Please show each line of the listing where "Производство" is present.
** Opening Provided records block **
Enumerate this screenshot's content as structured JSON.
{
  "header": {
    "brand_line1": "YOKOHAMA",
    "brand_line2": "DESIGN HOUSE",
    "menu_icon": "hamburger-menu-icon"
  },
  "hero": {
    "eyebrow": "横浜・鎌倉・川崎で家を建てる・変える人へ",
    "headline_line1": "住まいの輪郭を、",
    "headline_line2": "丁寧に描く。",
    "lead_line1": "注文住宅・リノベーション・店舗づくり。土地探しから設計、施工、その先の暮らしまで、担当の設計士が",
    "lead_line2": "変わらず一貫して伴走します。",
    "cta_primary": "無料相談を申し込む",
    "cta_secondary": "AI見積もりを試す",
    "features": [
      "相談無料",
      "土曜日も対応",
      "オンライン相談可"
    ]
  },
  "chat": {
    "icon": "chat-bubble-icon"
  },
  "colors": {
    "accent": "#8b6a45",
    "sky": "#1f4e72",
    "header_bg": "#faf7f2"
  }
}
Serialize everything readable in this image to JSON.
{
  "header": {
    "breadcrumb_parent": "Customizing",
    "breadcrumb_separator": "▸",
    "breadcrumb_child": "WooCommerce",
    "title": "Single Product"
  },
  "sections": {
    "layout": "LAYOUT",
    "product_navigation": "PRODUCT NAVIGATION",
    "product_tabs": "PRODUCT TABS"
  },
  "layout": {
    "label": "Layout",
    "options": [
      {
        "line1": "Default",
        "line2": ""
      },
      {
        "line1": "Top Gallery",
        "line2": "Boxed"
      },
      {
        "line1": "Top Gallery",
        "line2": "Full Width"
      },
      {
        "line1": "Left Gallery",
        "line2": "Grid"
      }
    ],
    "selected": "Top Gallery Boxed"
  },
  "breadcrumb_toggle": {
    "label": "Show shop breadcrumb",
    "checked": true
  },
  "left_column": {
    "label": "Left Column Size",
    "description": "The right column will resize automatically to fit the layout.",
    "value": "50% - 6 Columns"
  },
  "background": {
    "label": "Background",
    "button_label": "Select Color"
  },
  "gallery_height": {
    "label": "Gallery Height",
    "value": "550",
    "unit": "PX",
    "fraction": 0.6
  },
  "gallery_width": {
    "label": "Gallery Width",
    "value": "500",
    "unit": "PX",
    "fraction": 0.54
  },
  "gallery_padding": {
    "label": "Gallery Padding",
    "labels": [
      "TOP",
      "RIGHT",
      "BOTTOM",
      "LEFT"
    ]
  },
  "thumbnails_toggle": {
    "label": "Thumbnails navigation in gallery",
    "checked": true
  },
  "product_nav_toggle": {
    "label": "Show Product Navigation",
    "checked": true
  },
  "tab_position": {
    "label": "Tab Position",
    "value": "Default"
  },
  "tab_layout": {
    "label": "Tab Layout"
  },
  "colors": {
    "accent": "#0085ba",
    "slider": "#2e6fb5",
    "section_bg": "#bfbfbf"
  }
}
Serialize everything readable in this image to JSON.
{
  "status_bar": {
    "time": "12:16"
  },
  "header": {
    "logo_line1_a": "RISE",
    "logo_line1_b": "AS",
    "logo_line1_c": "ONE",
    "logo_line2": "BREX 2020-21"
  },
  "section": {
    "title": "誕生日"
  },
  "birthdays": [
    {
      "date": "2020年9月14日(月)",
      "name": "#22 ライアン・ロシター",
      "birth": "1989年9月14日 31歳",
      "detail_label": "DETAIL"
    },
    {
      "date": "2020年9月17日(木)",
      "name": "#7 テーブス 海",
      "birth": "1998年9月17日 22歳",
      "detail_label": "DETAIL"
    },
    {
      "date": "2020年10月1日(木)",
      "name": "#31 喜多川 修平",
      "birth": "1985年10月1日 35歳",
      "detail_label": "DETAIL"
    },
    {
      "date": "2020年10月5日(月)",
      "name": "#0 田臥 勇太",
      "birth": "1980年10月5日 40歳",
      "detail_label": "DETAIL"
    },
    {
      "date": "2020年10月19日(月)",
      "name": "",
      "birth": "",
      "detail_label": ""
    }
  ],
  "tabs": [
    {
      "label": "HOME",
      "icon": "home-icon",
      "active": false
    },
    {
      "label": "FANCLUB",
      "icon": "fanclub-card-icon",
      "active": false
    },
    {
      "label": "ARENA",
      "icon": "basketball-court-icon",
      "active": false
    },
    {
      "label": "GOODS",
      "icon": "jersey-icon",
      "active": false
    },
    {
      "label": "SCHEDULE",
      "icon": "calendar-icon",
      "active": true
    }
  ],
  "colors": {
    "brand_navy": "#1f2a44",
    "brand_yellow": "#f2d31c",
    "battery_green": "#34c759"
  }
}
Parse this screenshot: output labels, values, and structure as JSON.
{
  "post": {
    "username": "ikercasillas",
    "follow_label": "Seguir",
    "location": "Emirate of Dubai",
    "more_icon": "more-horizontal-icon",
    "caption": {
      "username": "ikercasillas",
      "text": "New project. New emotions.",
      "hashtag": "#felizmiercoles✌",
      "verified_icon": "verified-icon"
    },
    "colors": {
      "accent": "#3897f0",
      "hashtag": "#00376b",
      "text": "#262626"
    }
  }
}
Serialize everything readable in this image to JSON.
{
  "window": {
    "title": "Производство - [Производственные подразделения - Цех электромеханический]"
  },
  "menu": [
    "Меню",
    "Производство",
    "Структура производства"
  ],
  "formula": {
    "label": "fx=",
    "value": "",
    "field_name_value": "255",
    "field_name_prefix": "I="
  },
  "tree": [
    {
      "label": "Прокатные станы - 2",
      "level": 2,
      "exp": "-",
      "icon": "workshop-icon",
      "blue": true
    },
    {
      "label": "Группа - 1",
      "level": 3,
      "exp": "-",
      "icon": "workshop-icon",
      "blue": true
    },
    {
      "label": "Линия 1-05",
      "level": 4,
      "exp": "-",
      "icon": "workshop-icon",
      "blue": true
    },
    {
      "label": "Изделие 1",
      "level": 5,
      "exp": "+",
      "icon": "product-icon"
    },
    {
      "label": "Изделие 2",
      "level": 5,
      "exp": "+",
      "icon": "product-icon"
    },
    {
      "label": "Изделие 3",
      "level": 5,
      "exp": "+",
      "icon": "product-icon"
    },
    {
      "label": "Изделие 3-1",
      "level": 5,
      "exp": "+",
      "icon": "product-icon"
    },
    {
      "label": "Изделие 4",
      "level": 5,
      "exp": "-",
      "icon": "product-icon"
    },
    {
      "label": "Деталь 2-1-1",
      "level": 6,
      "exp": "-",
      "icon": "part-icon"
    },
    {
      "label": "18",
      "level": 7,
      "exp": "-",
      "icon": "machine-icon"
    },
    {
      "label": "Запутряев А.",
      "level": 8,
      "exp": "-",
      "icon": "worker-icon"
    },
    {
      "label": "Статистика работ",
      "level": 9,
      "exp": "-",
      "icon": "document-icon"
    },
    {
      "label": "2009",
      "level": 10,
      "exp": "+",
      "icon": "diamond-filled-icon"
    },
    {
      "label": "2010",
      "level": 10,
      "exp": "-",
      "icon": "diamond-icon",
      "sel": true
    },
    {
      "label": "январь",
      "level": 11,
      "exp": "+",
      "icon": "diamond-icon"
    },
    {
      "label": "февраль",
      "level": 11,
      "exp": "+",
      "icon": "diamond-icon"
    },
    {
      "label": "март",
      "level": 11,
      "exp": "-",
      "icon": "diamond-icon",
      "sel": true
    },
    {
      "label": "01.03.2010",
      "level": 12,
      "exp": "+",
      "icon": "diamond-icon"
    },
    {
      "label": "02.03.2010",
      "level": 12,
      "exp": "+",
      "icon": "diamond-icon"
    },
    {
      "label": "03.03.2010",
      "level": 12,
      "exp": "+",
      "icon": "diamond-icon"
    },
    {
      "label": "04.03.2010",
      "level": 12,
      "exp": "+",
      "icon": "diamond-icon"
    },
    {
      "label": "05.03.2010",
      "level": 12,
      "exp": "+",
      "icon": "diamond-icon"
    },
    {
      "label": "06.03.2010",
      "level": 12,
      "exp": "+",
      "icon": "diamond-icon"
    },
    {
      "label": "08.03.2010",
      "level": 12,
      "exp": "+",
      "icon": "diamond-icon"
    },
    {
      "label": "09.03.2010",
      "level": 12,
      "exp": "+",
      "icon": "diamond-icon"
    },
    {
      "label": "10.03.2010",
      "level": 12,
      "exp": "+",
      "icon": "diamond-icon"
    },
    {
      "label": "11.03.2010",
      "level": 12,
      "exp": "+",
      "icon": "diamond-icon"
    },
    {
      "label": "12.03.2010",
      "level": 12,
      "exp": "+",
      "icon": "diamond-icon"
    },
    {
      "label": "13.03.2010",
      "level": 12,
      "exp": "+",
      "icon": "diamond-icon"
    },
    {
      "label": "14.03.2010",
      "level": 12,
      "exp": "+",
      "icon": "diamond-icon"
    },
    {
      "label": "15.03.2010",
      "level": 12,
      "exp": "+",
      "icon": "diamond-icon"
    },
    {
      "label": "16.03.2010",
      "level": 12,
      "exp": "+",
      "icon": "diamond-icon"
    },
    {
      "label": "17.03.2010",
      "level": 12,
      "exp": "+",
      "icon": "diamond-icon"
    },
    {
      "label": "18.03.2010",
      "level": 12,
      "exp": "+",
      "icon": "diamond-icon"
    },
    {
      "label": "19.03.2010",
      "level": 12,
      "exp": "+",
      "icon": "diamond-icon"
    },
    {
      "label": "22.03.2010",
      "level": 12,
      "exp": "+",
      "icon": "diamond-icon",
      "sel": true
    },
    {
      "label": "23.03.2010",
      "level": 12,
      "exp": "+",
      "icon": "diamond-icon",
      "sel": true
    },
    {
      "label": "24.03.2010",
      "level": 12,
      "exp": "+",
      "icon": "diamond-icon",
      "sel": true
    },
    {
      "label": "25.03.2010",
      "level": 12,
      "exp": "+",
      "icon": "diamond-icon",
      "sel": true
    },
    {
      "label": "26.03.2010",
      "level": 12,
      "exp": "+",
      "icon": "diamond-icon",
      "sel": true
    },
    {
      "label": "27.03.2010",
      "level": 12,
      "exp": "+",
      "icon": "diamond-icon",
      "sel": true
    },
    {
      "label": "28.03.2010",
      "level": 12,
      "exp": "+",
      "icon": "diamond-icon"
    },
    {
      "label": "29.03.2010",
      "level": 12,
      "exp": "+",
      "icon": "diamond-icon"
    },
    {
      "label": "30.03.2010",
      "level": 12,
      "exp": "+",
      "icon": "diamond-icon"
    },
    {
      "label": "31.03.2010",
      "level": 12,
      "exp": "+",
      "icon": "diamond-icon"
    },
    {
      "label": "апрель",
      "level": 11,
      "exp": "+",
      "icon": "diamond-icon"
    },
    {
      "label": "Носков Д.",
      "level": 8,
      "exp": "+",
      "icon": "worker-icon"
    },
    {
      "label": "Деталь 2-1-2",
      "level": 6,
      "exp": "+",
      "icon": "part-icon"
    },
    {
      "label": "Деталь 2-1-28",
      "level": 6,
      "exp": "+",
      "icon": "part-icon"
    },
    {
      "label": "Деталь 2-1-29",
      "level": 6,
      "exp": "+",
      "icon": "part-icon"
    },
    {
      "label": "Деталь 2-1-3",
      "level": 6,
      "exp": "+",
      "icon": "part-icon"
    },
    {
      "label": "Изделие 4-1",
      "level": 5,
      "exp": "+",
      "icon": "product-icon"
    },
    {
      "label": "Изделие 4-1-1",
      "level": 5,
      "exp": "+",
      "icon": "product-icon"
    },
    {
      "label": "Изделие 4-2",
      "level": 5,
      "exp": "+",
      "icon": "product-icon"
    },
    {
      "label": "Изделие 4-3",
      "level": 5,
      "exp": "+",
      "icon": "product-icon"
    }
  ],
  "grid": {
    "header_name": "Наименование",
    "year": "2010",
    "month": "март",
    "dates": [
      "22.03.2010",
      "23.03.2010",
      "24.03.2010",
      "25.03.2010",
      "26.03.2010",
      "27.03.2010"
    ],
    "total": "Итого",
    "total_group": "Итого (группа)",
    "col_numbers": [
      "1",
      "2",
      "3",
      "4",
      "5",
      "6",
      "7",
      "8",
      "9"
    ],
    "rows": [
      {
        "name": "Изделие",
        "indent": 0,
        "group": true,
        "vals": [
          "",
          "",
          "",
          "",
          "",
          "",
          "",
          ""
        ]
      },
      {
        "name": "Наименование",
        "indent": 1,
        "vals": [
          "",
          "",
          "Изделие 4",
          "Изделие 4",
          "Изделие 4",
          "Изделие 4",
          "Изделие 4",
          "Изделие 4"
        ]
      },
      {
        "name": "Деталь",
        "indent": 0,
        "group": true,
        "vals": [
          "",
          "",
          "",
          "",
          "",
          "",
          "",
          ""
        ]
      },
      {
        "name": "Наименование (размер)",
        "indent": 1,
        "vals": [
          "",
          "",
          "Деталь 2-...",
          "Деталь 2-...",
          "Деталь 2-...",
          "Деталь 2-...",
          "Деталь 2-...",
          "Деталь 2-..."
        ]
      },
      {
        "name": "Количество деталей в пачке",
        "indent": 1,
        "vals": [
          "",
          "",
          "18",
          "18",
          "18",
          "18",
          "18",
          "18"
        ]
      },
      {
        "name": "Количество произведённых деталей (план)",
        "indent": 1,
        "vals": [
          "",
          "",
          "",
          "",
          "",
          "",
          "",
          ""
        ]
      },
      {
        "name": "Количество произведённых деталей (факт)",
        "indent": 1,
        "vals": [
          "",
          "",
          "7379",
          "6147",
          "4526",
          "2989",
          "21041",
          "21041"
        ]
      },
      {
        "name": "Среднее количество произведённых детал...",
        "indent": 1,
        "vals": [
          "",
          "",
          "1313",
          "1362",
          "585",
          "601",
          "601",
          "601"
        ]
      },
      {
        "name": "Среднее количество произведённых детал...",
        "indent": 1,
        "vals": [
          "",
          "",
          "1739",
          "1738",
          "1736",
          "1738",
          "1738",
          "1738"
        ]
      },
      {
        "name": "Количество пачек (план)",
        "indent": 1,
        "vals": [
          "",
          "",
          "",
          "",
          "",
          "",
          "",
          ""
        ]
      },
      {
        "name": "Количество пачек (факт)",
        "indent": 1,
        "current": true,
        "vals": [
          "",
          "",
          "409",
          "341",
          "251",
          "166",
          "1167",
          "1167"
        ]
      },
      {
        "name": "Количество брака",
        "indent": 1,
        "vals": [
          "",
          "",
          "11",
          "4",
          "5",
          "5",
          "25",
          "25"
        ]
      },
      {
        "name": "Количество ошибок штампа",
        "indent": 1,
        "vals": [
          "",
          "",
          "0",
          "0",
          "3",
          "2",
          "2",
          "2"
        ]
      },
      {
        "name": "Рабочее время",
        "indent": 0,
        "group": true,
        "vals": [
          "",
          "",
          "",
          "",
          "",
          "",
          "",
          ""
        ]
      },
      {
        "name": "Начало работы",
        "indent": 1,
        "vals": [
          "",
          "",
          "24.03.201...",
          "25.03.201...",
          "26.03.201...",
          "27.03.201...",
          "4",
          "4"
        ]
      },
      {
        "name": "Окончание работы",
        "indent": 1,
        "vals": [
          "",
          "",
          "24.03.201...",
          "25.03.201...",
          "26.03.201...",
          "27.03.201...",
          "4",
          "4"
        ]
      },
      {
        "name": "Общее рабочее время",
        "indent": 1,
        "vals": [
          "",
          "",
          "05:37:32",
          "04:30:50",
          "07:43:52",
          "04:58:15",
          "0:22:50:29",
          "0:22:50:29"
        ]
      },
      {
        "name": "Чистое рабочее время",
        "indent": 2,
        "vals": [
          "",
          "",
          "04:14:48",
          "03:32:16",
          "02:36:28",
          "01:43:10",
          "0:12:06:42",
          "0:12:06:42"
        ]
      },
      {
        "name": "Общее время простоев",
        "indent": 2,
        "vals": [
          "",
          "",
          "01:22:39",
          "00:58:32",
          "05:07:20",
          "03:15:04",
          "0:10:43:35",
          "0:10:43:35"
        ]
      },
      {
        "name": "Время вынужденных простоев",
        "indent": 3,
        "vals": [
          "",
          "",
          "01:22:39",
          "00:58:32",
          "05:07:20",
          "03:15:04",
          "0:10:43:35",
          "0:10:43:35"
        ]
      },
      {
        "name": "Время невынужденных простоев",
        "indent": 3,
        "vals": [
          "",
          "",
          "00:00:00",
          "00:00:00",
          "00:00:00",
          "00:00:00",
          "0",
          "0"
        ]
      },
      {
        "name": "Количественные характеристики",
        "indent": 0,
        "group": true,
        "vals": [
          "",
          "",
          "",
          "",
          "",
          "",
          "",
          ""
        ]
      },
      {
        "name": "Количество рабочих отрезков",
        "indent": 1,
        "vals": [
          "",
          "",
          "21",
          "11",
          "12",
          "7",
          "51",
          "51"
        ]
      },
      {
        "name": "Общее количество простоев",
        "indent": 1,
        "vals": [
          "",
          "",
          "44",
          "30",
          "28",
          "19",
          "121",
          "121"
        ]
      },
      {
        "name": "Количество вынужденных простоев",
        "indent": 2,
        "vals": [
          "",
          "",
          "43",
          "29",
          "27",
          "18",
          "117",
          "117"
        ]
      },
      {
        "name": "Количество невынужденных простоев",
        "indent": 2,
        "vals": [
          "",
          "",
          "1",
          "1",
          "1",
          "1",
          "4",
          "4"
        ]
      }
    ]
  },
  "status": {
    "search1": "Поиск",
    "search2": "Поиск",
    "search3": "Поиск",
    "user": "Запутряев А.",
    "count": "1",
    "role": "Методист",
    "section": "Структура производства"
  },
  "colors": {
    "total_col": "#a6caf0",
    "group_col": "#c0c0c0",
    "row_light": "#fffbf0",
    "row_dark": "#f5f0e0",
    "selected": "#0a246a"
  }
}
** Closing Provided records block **
- [Reply to the exercise]:
    "title": "Производство - [Производственные подразделения - Цех электромеханический]"
    "Производство",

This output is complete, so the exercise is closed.